Former diplomats are urging the federal government to closely monitor Canadian foreign-service workers in China for signs of brain damage and to develop a system to detect sonic attacks.
The warning, during a period of heightened tension between Canada and China, comes after confirmation that some U.S. diplomats who were based in China are suffering from symptoms associated with Havana Syndrome.
Havana Syndrome is the term being used to describe brain damage suffered by some Canadian and U.S. diplomats who were posted to Havana between 2016 and 2018. Fifteen Canadians and more than 40 Americans are being treated for symptoms of the concussion-like syndrome. American victims include some former diplomats and family members who were posted to China.
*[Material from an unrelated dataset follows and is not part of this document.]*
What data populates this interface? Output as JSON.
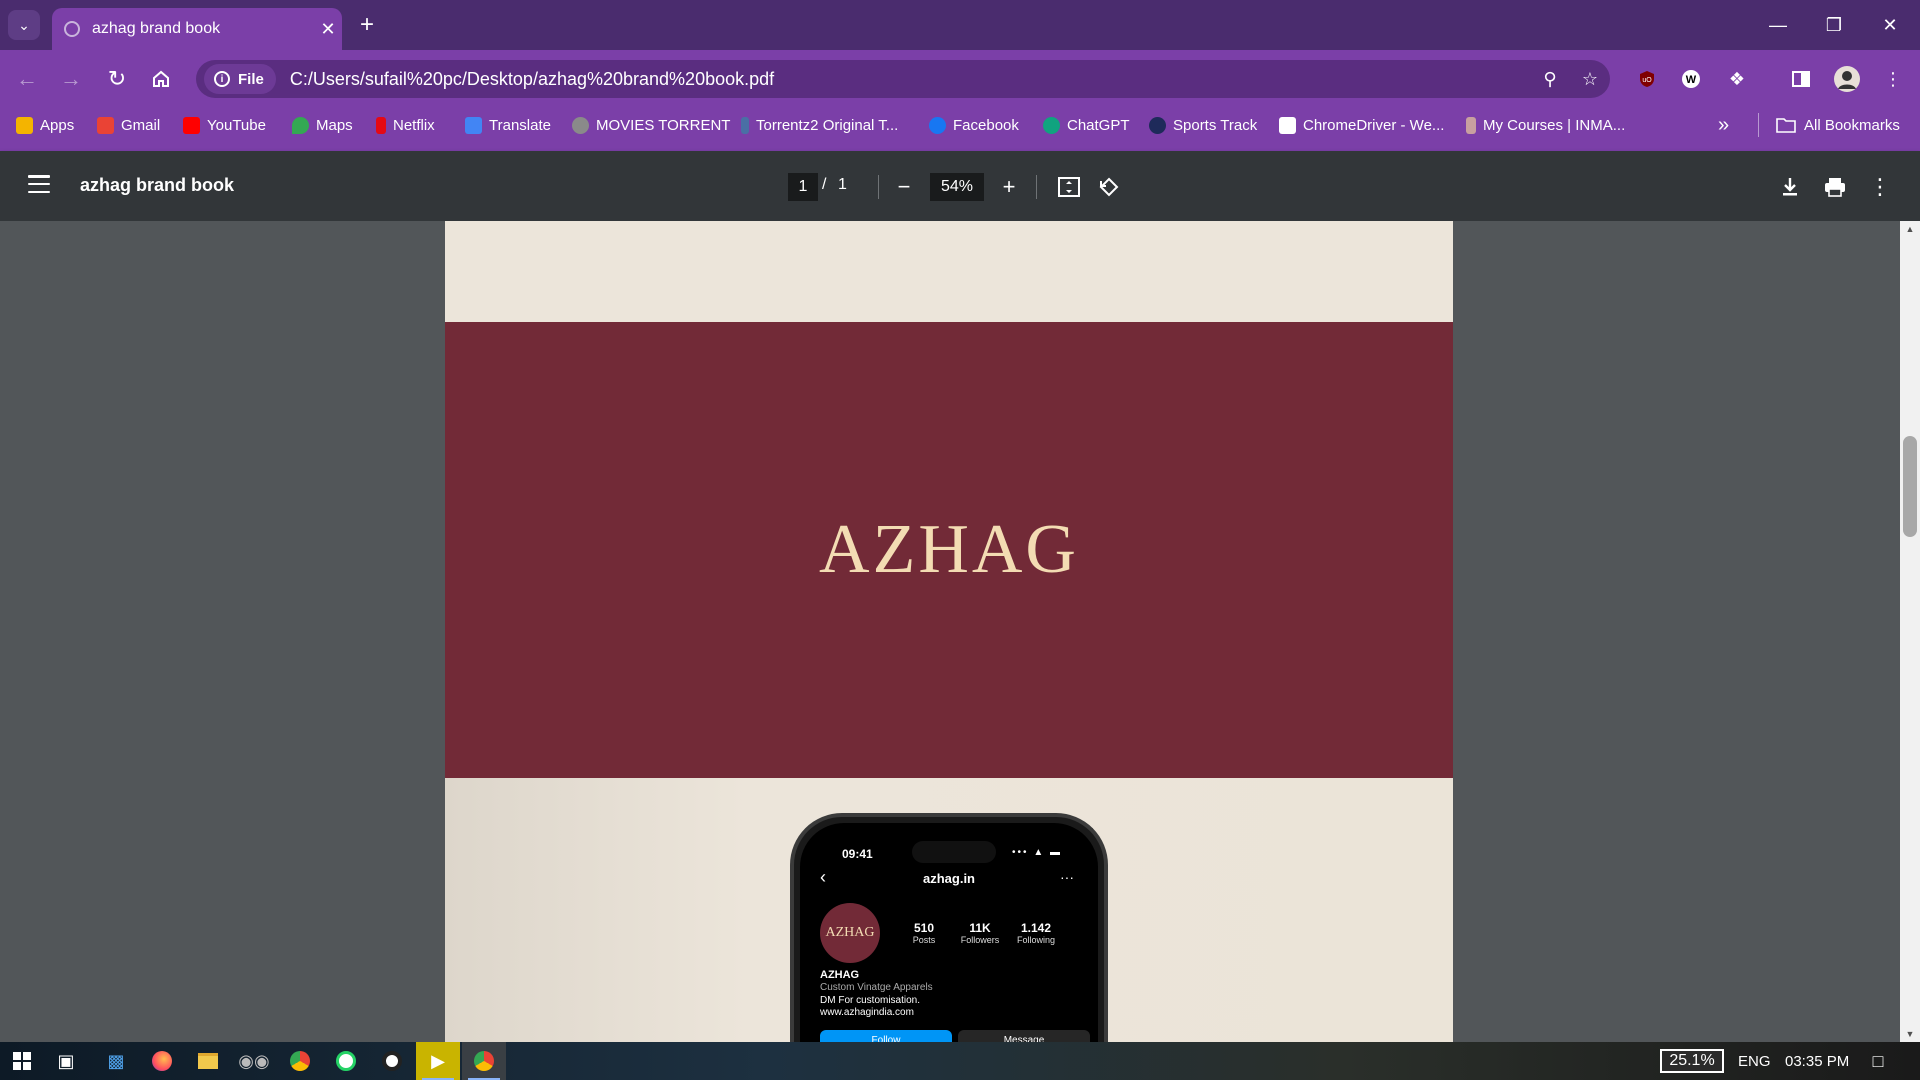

One of those U.S. diplomats, Mark Lenzi, is encouraging the Canadian government to closely monitor its staff in China for concussion-like symptoms, based on his own experiences.
Lenzi, his wife and other members of the U.S. diplomatic community in Guangzhou, China, suffered headaches, memory loss, nose bleeds and other concussion-like symptoms in 2017. Lenzi said he felt intense pressure in his head and heard a humming noise.
The source of the damage experienced by diplomats in Cuba and China is unclear, but microwave weapons are being pointed to as a possibility. In a paper published in the Journal of the American Medical Association last week, researchers said neuroimaging has confirmed that U.S. patients with Havana Syndrome have unique changes in their brains not previously seen, although many of the symptoms are similar to concussions.
There have been no cases of Canadians anywhere but Cuba suffering related symptoms, Global Affairs Canada spokesman John Babcock said.
“Global Affairs Canada maintains a strict security protocol to respond immediately to any unusual events affecting Canadian diplomats or their families posted to a mission abroad,” he said.
Still, former diplomat Charles Burton, a former counsellor at the Canadian embassy in Beijing, says close monitoring of Canadian diplomats in China for symptoms of brain damage must be a publicly announced high priority for the Canadian government — regardless of any objections by the Government of China.
Burton noted that the causes and sources of Havana Syndrome remain unclear, but because it resulted in the withdrawal of U.S. and Canadian personnel from Cuba it seriously impacted efforts implemented under former President Barack Obama to engage with Cuba. Keeping that distance between Cuba and the U.S. would be in the interest of both Russia and China, he said.
“So whether Russia or China are involved in this operation is an open question.”
But because Americans appear to have been attacked in China, he said, the federal government must make the safety of diplomats and their families there a priority.
Being public and transparent about that support would give Canadian diplomats assurance that the government “is fully committed to protecting them from the apparently permanent brain damage the Havana Syndrome causes,” Burton said.
Pamela Isfeld, president of the Professional Association of Foreign Service Officers, said the issue worries foreign service officers.
“We are concerned about these reports for sure. In general, we think it is up to our employer to do everything that it can.”
Isfel said those concerns are not limited to postings in Cuba or China, but anywhere. “This is an overall health and safety issue. The employer has to make sure people are looked over.”
She said government officials are “engaged on this”. Still, the association of foreign service officers is due to sign a new contract Wednesday that includes, for the first time, a health and safety clause with just such potential issues in mind.
“We are continuing to press to make sure they are doing as much as they can. We think this is something that needs to be pursued with a sense of urgency.”
Daniel Livermore, a former Canadian diplomat who is a senior fellow at the Graduate School of Public and International Affairs at the University of Ottawa, said the Canadian government should help develop a device to monitor sonic attacks as a precaution.
Relations between Canada and China have been strained since December 2018 when Canadian authorities arrested Meng Wanzhou, the chief financial officer of the Chinese telecom company Huawei Technologies, at the request of the United States, who wanted her extradited. Two Canadians, a former diplomat and a businessman, were detained in China soon after.
This week the parliamentary Foreign Affairs committee met amid reports that the Canadian government put pressure on former diplomats to stop publicly discussing China.
Given the current state of diplomatic affairs with China, Livermore said the issue should become high priority.
“I would be concerned if I was in foreign affairs now. The Chinese are emerging as hardball players on almost every file.”
He said the government needs to assure diplomats how it would respond if something does happen to them or their family members during a posting. That includes exploring, even developing monitoring devices.
“I don’t think the government has done nearly enough.”